**Activity**
A word-for-word restatement of every record is required.

Source data
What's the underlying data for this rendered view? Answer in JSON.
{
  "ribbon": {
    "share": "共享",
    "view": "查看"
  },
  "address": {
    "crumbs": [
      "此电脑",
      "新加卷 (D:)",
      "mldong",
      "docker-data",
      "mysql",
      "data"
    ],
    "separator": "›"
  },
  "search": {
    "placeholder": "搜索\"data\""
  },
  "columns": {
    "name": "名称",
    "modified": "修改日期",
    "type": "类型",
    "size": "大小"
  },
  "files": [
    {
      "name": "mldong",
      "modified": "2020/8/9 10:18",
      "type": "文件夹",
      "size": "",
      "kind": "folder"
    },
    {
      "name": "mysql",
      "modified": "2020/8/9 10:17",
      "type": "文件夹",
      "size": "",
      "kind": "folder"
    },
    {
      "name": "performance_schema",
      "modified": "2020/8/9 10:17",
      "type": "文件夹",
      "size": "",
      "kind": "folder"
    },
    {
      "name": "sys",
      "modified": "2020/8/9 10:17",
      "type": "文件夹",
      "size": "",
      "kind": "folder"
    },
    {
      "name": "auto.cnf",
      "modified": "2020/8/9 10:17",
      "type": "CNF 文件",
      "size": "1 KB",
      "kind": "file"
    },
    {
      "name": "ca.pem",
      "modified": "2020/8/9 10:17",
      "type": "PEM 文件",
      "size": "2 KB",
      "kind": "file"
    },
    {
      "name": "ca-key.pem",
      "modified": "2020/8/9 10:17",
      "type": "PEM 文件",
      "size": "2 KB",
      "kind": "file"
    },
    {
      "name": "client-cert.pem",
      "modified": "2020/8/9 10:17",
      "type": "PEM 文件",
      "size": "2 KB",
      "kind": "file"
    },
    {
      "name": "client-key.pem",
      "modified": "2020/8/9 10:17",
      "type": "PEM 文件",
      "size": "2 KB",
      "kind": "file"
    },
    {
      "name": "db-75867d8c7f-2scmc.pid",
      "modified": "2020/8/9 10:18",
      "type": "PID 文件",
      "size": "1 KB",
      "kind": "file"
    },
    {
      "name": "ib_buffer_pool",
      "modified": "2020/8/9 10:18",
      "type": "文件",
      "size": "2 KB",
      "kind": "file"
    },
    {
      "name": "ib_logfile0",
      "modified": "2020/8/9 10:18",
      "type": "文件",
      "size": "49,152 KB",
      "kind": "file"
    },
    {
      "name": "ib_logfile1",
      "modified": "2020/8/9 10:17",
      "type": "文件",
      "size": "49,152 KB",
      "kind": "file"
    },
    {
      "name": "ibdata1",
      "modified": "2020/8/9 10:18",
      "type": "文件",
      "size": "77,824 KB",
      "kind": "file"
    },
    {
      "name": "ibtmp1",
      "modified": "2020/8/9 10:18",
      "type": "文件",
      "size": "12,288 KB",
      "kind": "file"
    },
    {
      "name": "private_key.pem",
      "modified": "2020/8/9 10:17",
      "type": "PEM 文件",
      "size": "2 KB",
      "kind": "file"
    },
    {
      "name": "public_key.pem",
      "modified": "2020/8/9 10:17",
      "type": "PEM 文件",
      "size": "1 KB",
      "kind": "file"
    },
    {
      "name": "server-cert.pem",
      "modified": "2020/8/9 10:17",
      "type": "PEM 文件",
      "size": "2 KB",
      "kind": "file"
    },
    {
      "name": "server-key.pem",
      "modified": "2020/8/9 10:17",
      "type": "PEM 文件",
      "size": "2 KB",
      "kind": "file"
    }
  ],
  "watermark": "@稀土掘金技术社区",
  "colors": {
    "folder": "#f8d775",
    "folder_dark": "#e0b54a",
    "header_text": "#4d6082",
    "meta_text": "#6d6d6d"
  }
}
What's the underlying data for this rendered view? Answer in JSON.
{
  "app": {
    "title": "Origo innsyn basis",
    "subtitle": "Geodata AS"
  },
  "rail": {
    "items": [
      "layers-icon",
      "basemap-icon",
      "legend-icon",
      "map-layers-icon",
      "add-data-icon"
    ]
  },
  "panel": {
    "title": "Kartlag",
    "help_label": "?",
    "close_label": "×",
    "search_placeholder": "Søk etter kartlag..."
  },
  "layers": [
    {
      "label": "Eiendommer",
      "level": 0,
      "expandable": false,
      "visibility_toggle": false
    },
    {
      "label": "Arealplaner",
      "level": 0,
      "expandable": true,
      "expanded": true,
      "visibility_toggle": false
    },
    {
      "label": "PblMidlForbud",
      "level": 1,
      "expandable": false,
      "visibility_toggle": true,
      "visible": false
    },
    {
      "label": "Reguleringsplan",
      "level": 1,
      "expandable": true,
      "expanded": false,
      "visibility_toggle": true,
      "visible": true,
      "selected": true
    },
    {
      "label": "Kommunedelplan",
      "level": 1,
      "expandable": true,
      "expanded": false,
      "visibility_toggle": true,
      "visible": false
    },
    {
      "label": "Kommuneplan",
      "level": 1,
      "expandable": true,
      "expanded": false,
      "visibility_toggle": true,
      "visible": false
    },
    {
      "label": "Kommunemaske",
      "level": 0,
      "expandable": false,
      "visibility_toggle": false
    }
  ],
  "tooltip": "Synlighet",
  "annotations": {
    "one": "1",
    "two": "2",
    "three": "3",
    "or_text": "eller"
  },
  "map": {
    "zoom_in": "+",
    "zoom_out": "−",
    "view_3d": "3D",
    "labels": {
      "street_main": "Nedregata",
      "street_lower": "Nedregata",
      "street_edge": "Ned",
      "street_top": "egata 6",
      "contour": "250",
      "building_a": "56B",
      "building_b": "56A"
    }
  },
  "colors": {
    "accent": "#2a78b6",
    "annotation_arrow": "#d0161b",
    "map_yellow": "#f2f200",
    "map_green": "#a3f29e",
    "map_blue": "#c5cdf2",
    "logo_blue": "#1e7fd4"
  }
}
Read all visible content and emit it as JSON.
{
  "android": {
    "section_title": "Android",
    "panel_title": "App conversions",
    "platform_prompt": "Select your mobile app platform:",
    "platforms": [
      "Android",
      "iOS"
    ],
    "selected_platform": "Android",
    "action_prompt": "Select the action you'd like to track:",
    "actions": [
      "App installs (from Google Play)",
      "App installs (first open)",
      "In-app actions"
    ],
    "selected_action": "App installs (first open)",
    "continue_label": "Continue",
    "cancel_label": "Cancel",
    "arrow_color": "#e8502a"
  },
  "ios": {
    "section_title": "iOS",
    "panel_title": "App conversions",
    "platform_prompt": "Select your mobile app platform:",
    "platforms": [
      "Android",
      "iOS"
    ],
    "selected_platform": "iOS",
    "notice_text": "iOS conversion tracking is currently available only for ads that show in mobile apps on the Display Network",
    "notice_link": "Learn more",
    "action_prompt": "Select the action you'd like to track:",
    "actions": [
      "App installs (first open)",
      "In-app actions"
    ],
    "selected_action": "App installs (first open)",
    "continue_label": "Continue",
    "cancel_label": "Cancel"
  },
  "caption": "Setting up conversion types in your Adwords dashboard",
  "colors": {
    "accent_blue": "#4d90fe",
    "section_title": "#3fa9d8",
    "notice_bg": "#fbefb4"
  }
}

**Exercise answer**
What's the underlying data for this rendered view? Answer in JSON.
{
  "ribbon": {
    "share": "共享",
    "view": "查看"
  },
  "address": {
    "crumbs": [
      "此电脑",
      "新加卷 (D:)",
      "mldong",
      "docker-data",
      "mysql",
      "data"
    ],
    "separator": "›"
  },
  "search": {
    "placeholder": "搜索\"data\""
  },
  "columns": {
    "name": "名称",
    "modified": "修改日期",
    "type": "类型",
    "size": "大小"
  },
  "files": [
    {
      "name": "mldong",
      "modified": "2020/8/9 10:18",
      "type": "文件夹",
      "size": "",
      "kind": "folder"
    },
    {
      "name": "mysql",
      "modified": "2020/8/9 10:17",
      "type": "文件夹",
      "size": "",
      "kind": "folder"
    },
    {
      "name": "performance_schema",
      "modified": "2020/8/9 10:17",
      "type": "文件夹",
      "size": "",
      "kind": "folder"
    },
    {
      "name": "sys",
      "modified": "2020/8/9 10:17",
      "type": "文件夹",
      "size": "",
      "kind": "folder"
    },
    {
      "name": "auto.cnf",
      "modified": "2020/8/9 10:17",
      "type": "CNF 文件",
      "size": "1 KB",
      "kind": "file"
    },
    {
      "name": "ca.pem",
      "modified": "2020/8/9 10:17",
      "type": "PEM 文件",
      "size": "2 KB",
      "kind": "file"
    },
    {
      "name": "ca-key.pem",
      "modified": "2020/8/9 10:17",
      "type": "PEM 文件",
      "size": "2 KB",
      "kind": "file"
    },
    {
      "name": "client-cert.pem",
      "modified": "2020/8/9 10:17",
      "type": "PEM 文件",
      "size": "2 KB",
      "kind": "file"
    },
    {
      "name": "client-key.pem",
      "modified": "2020/8/9 10:17",
      "type": "PEM 文件",
      "size": "2 KB",
      "kind": "file"
    },
    {
      "name": "db-75867d8c7f-2scmc.pid",
      "modified": "2020/8/9 10:18",
      "type": "PID 文件",
      "size": "1 KB",
      "kind": "file"
    },
    {
      "name": "ib_buffer_pool",
      "modified": "2020/8/9 10:18",
      "type": "文件",
      "size": "2 KB",
      "kind": "file"
    },
    {
      "name": "ib_logfile0",
      "modified": "2020/8/9 10:18",
      "type": "文件",
      "size": "49,152 KB",
      "kind": "file"
    },
    {
      "name": "ib_logfile1",
      "modified": "2020/8/9 10:17",
      "type": "文件",
      "size": "49,152 KB",
      "kind": "file"
    },
    {
      "name": "ibdata1",
      "modified": "2020/8/9 10:18",
      "type": "文件",
      "size": "77,824 KB",
      "kind": "file"
    },
    {
      "name": "ibtmp1",
      "modified": "2020/8/9 10:18",
      "type": "文件",
      "size": "12,288 KB",
      "kind": "file"
    },
    {
      "name": "private_key.pem",
      "modified": "2020/8/9 10:17",
      "type": "PEM 文件",
      "size": "2 KB",
      "kind": "file"
    },
    {
      "name": "public_key.pem",
      "modified": "2020/8/9 10:17",
      "type": "PEM 文件",
      "size": "1 KB",
      "kind": "file"
    },
    {
      "name": "server-cert.pem",
      "modified": "2020/8/9 10:17",
      "type": "PEM 文件",
      "size": "2 KB",
      "kind": "file"
    },
    {
      "name": "server-key.pem",
      "modified": "2020/8/9 10:17",
      "type": "PEM 文件",
      "size": "2 KB",
      "kind": "file"
    }
  ],
  "watermark": "@稀土掘金技术社区",
  "colors": {
    "folder": "#f8d775",
    "folder_dark": "#e0b54a",
    "header_text": "#4d6082",
    "meta_text": "#6d6d6d"
  }
}
What's the underlying data for this rendered view? Answer in JSON.
{
  "app": {
    "title": "Origo innsyn basis",
    "subtitle": "Geodata AS"
  },
  "rail": {
    "items": [
      "layers-icon",
      "basemap-icon",
      "legend-icon",
      "map-layers-icon",
      "add-data-icon"
    ]
  },
  "panel": {
    "title": "Kartlag",
    "help_label": "?",
    "close_label": "×",
    "search_placeholder": "Søk etter kartlag..."
  },
  "layers": [
    {
      "label": "Eiendommer",
      "level": 0,
      "expandable": false,
      "visibility_toggle": false
    },
    {
      "label": "Arealplaner",
      "level": 0,
      "expandable": true,
      "expanded": true,
      "visibility_toggle": false
    },
    {
      "label": "PblMidlForbud",
      "level": 1,
      "expandable": false,
      "visibility_toggle": true,
      "visible": false
    },
    {
      "label": "Reguleringsplan",
      "level": 1,
      "expandable": true,
      "expanded": false,
      "visibility_toggle": true,
      "visible": true,
      "selected": true
    },
    {
      "label": "Kommunedelplan",
      "level": 1,
      "expandable": true,
      "expanded": false,
      "visibility_toggle": true,
      "visible": false
    },
    {
      "label": "Kommuneplan",
      "level": 1,
      "expandable": true,
      "expanded": false,
      "visibility_toggle": true,
      "visible": false
    },
    {
      "label": "Kommunemaske",
      "level": 0,
      "expandable": false,
      "visibility_toggle": false
    }
  ],
  "tooltip": "Synlighet",
  "annotations": {
    "one": "1",
    "two": "2",
    "three": "3",
    "or_text": "eller"
  },
  "map": {
    "zoom_in": "+",
    "zoom_out": "−",
    "view_3d": "3D",
    "labels": {
      "street_main": "Nedregata",
      "street_lower": "Nedregata",
      "street_edge": "Ned",
      "street_top": "egata 6",
      "contour": "250",
      "building_a": "56B",
      "building_b": "56A"
    }
  },
  "colors": {
    "accent": "#2a78b6",
    "annotation_arrow": "#d0161b",
    "map_yellow": "#f2f200",
    "map_green": "#a3f29e",
    "map_blue": "#c5cdf2",
    "logo_blue": "#1e7fd4"
  }
}
Read all visible content and emit it as JSON.
{
  "android": {
    "section_title": "Android",
    "panel_title": "App conversions",
    "platform_prompt": "Select your mobile app platform:",
    "platforms": [
      "Android",
      "iOS"
    ],
    "selected_platform": "Android",
    "action_prompt": "Select the action you'd like to track:",
    "actions": [
      "App installs (from Google Play)",
      "App installs (first open)",
      "In-app actions"
    ],
    "selected_action": "App installs (first open)",
    "continue_label": "Continue",
    "cancel_label": "Cancel",
    "arrow_color": "#e8502a"
  },
  "ios": {
    "section_title": "iOS",
    "panel_title": "App conversions",
    "platform_prompt": "Select your mobile app platform:",
    "platforms": [
      "Android",
      "iOS"
    ],
    "selected_platform": "iOS",
    "notice_text": "iOS conversion tracking is currently available only for ads that show in mobile apps on the Display Network",
    "notice_link": "Learn more",
    "action_prompt": "Select the action you'd like to track:",
    "actions": [
      "App installs (first open)",
      "In-app actions"
    ],
    "selected_action": "App installs (first open)",
    "continue_label": "Continue",
    "cancel_label": "Cancel"
  },
  "caption": "Setting up conversion types in your Adwords dashboard",
  "colors": {
    "accent_blue": "#4d90fe",
    "section_title": "#3fa9d8",
    "notice_bg": "#fbefb4"
  }
}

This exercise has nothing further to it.